Firefighters and emergency services are on stand-by with temperatures set to climb towards 40 degrees on Sunday as volunteers and politicians urge Canberrans to fire-proof their properties and prepare their bushfire survival plans.
ACT Emergency Services Agency commissioner Dominic Lane said this weekend was "well and truly the time to get bushfire ready" with a heatwave and sweltering temperatures drawing attention to the bushfire threat in the ACT.
"We'll be watching the weather very closely on Saturday and with very high temperatures forecast for Sunday we could see a total fire ban," he said.
"This would mean no fires in the open and no burning off, no wood-fired barbeques, and people should consider other measures around their homes too."
Bureau of Meteorology duty forecaster Mohammed Nabi said strong north-westerly winds had pushed a hot air mass from Queensland south with temperatures set to reach 33 on Saturday and 37 on Sunday.
Minister for Police and Emergency Services Simon Corbell has urged all Canberrans to get their properties bushfire ready ahead of extreme hot weather in the territory on the weekend expected to increase the bushfire risk.
"We have already had one total fire ban day declared in the ACT before the official start of summer and the forecast ahead from the Bureau of Meteorology suggests we are likely to have a higher than average bushfire risk due to reduced rainfall and higher than average temperatures," he said.
Mr Lane said ESA volunteers would be handing out bushfire ready kits to Canberrans across the ACT on Saturday before commencing a door knocking on at least 1300 properties in high risk areas during the coming weeks.
"The goal of this is to help Canberrans – particularly those in bushfire prone areas – to prepare themselves for the bushfire season and to develop a survival plan," he said.
"They need to be taking measures like removing dry vegetation close to their homes, considering the mulch they use in their gardens, cleaning gutters and roof spaces, closing spaces where embers could get under a house, and installing higher fire rated screens on their windows."
Mr Corbell said the door-knocking initiative was launched after a long period of community consultation by the ESA during the winter months.

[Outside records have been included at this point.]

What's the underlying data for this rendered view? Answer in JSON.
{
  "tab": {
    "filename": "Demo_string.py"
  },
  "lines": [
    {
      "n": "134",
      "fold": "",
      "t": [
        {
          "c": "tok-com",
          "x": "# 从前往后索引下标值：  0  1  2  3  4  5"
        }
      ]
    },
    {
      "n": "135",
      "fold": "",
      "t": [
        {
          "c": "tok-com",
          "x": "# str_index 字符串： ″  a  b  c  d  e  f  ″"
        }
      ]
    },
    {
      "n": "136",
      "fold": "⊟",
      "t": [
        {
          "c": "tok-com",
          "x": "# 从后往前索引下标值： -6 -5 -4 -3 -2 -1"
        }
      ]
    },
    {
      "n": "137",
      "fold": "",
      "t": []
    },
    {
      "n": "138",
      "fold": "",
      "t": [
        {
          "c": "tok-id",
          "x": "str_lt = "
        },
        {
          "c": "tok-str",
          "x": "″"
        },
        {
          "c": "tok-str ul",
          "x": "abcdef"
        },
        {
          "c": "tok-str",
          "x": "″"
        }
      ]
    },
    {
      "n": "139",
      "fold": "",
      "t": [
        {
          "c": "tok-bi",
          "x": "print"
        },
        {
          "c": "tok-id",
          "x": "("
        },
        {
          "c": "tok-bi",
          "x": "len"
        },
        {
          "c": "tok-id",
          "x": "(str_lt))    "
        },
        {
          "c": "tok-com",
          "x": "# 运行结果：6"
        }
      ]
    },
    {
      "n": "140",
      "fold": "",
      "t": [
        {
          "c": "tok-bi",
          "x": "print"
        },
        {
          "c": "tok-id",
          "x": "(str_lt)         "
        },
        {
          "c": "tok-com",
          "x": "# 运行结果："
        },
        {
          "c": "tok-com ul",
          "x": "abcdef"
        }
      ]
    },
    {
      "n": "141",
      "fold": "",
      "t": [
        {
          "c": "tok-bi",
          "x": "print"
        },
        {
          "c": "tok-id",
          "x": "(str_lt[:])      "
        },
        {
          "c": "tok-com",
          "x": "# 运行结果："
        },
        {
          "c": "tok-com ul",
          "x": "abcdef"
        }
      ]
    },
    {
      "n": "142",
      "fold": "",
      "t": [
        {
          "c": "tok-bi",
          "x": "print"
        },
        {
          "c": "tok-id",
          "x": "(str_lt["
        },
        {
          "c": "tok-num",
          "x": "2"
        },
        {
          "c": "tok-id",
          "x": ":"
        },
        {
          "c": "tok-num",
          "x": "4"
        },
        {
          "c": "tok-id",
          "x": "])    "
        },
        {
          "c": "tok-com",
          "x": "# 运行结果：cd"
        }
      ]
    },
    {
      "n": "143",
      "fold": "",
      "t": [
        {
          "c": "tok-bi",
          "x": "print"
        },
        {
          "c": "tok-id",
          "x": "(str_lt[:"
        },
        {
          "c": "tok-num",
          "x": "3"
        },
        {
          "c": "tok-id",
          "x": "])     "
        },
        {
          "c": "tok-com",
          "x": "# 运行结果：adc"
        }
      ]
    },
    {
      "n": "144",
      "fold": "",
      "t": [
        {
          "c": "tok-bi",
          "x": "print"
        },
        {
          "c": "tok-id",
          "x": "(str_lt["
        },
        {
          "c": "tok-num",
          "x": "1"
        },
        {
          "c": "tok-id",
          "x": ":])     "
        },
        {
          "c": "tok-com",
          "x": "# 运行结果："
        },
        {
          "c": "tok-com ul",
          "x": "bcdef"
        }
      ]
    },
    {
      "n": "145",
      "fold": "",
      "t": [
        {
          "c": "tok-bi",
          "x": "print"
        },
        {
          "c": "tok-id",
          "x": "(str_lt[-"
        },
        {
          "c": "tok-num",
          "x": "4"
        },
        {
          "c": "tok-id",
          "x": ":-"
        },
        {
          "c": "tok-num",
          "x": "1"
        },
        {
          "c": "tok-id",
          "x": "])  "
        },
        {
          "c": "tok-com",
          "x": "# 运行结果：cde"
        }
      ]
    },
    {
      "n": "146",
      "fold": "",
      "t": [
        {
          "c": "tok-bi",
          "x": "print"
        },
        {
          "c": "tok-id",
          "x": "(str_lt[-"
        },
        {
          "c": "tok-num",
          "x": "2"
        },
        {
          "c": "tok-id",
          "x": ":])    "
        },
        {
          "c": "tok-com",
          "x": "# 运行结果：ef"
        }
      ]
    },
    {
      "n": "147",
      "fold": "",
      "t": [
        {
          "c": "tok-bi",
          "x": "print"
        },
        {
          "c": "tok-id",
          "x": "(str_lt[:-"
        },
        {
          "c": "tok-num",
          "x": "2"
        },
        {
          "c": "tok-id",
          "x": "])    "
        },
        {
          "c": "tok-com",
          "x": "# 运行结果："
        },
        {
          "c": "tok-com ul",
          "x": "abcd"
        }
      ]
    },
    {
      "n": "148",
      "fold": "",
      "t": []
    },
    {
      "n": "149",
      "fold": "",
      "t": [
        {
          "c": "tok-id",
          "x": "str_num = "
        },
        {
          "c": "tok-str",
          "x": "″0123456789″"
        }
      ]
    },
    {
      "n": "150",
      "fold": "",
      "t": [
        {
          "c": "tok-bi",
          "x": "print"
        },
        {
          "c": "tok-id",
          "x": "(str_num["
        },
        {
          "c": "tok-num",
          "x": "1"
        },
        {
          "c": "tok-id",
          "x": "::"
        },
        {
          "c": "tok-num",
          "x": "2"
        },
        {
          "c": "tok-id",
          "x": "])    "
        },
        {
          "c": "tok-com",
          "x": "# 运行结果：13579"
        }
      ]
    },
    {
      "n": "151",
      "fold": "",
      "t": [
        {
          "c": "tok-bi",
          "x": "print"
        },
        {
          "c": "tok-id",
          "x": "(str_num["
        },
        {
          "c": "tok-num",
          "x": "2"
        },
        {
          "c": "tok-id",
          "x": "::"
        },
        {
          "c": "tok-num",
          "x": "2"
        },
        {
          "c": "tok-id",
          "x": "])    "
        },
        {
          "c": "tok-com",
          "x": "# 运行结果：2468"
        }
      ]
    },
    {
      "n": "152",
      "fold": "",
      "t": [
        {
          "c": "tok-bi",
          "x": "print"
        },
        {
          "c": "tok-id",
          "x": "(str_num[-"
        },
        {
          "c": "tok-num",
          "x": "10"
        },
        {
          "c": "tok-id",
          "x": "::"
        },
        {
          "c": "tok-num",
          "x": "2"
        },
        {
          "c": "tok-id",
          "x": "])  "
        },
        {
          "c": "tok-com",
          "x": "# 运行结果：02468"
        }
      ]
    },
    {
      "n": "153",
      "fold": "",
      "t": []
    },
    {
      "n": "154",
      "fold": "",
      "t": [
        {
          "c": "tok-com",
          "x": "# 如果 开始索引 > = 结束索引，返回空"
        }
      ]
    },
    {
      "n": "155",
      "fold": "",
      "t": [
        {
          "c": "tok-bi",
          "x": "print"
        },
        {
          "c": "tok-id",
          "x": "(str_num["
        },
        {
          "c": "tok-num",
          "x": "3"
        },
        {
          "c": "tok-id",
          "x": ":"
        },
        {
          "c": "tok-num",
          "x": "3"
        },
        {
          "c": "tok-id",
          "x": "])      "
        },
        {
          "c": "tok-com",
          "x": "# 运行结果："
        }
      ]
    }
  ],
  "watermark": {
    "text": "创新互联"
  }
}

"The program delivers on a specific action outlined in the Strategic Bushfire Management Plan to engage one-on-one with community members in bushfire-prone areas", he said.
Mr Lane said the emergency services had been working to improve their public messaging and to make sure all Canberrans were prepared should bushfires pass through the territory.
"We conducted and delivered a new bushfire strategic manage plan and consulted with the community to map where risk areas are and give people a greater sense of their risk," he said.
"We've also worked to target our messages to those people living in bushfire prone areas."
The preparations come after reports from the Climate Council which stated the ACT faces a greater risk of bushfires this summer as climate change brings longer fire seasons with more extreme risk days.
"Climate change is making hot days hotter and heatwaves longer and more frequent, with increasing drought conditions in Australia's southeast," said report author Adjunct Professor Will Steffen.
"The number of heatwave days in Canberra has doubled since 1950 and the increase in hot weather that was observed in the 2000–2009 decade has already reached the level previously projected for 2030 in Canberra."
The Bureau of Metrology's manager of climate prediction services Dr Andrew Watkins has also warned the ACT region is set for a warmer and drier-than-average summer with an increased risk of heatwaves and bushfires.
"There is an increased risk of bushfires in the ACT region - and in fact for most of the south eastern NSW region and northern Victoria region - with an outlook for warmer and drier conditions with intense heat," he said.
"Early summer is looking warmer-than-normal for most of the country, and dry conditions are likely over much of the east and during the wet season build-up in the north."